Input for this task
* * * * * * *
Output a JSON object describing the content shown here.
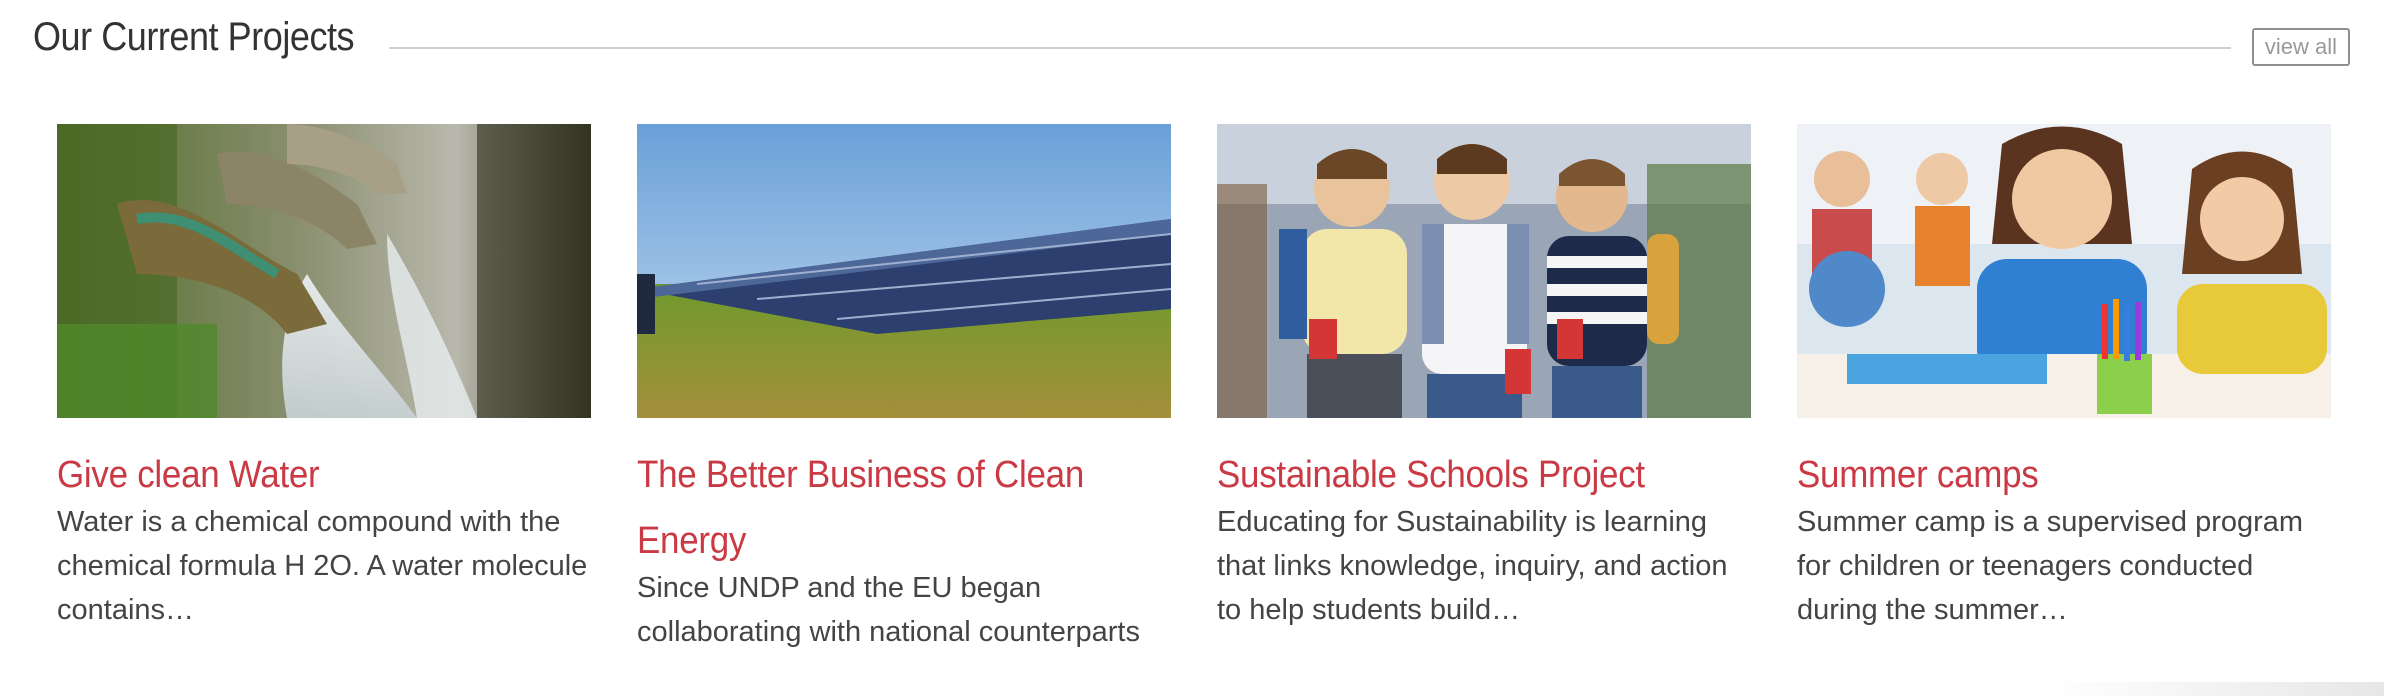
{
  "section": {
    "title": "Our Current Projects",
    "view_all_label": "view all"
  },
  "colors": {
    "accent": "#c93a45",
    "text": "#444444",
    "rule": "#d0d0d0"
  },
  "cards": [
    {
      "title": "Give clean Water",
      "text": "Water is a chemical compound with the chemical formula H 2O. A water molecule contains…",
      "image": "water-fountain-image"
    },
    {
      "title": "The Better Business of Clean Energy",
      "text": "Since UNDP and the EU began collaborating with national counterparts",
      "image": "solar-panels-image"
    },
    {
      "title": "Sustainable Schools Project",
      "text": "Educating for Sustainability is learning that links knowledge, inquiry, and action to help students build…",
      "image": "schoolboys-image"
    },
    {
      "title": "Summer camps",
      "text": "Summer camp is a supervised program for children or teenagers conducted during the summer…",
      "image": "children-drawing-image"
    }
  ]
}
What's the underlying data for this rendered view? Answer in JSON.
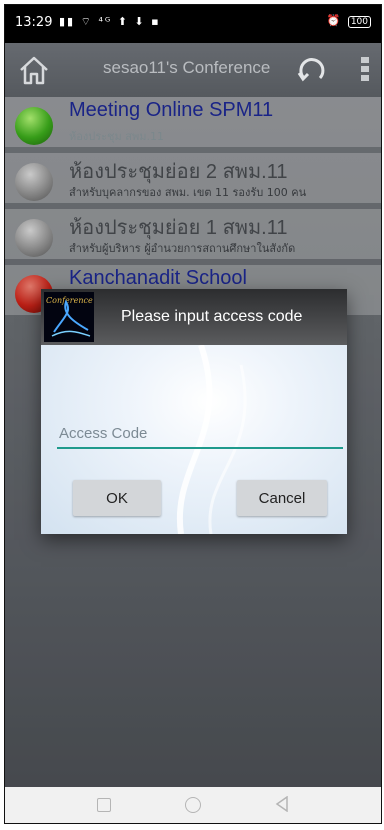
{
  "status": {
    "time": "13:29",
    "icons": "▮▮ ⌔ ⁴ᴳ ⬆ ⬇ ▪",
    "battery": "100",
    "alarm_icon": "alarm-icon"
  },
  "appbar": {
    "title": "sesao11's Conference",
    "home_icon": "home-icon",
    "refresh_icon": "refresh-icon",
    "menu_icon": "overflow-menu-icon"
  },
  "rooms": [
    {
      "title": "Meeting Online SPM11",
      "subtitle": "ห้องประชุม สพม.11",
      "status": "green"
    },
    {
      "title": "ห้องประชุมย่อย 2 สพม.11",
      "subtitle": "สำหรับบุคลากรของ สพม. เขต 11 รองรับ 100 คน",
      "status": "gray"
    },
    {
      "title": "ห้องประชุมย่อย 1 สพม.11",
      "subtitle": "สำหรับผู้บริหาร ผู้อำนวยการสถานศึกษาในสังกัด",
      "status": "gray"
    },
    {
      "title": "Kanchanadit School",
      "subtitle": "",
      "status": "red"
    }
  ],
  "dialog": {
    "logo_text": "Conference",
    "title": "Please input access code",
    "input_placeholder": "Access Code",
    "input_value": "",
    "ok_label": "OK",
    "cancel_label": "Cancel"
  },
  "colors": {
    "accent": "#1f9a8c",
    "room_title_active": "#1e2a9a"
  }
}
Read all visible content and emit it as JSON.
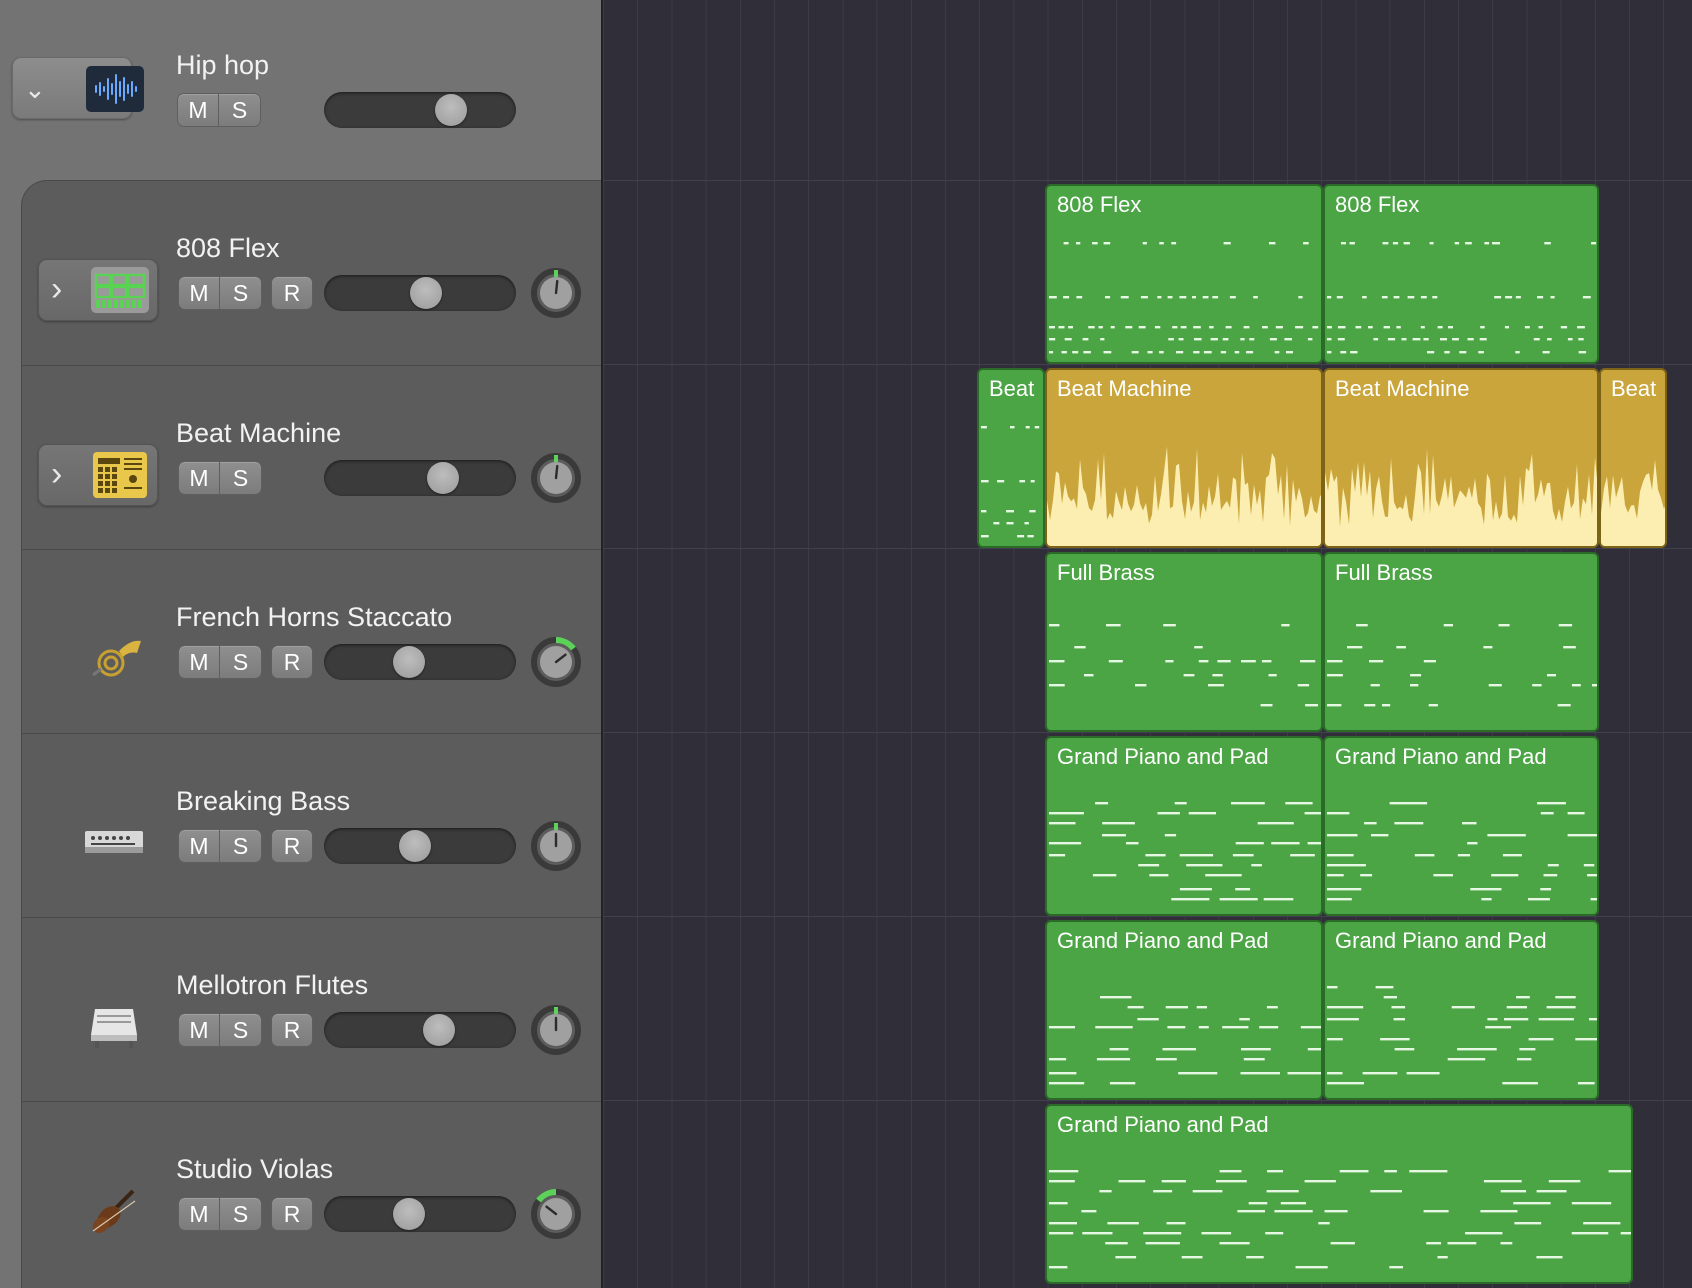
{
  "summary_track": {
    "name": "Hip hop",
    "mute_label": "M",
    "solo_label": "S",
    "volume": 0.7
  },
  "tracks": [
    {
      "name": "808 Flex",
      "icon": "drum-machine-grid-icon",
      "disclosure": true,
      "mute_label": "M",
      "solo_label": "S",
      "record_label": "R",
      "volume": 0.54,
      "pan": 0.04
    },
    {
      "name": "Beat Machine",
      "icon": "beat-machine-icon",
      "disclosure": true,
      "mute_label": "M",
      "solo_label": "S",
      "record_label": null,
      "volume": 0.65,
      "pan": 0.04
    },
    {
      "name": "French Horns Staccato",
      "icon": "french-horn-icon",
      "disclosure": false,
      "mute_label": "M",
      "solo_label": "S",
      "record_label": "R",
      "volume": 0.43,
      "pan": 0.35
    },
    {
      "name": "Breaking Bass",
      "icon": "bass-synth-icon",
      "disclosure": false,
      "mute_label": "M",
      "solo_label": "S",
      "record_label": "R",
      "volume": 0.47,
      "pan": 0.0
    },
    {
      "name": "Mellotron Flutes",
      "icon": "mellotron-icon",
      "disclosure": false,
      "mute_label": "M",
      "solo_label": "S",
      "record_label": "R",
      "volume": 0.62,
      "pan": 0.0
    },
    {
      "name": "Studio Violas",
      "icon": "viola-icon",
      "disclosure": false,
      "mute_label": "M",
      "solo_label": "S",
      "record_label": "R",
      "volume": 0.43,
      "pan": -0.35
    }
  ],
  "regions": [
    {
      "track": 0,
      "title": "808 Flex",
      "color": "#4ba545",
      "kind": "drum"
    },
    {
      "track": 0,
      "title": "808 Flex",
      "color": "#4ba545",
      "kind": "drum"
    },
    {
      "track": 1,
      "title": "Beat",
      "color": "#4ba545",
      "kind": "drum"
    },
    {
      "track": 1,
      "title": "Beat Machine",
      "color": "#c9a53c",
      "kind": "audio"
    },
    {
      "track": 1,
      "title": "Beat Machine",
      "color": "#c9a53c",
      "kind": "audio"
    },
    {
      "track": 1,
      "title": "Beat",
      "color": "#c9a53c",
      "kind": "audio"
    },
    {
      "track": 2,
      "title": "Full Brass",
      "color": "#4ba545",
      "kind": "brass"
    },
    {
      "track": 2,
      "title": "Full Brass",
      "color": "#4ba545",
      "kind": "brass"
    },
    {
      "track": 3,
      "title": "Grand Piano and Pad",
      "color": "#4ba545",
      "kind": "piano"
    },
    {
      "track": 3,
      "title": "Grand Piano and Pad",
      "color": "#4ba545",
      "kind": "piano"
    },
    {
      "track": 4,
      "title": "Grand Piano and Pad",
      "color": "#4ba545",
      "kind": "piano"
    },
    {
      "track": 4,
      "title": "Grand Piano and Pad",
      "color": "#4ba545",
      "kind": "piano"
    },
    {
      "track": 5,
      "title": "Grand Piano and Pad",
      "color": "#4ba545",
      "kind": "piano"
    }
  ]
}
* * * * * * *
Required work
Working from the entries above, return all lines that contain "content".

Output of the task
Output a JSON object describing the content shown here.
Read all visible content and emit it as JSON.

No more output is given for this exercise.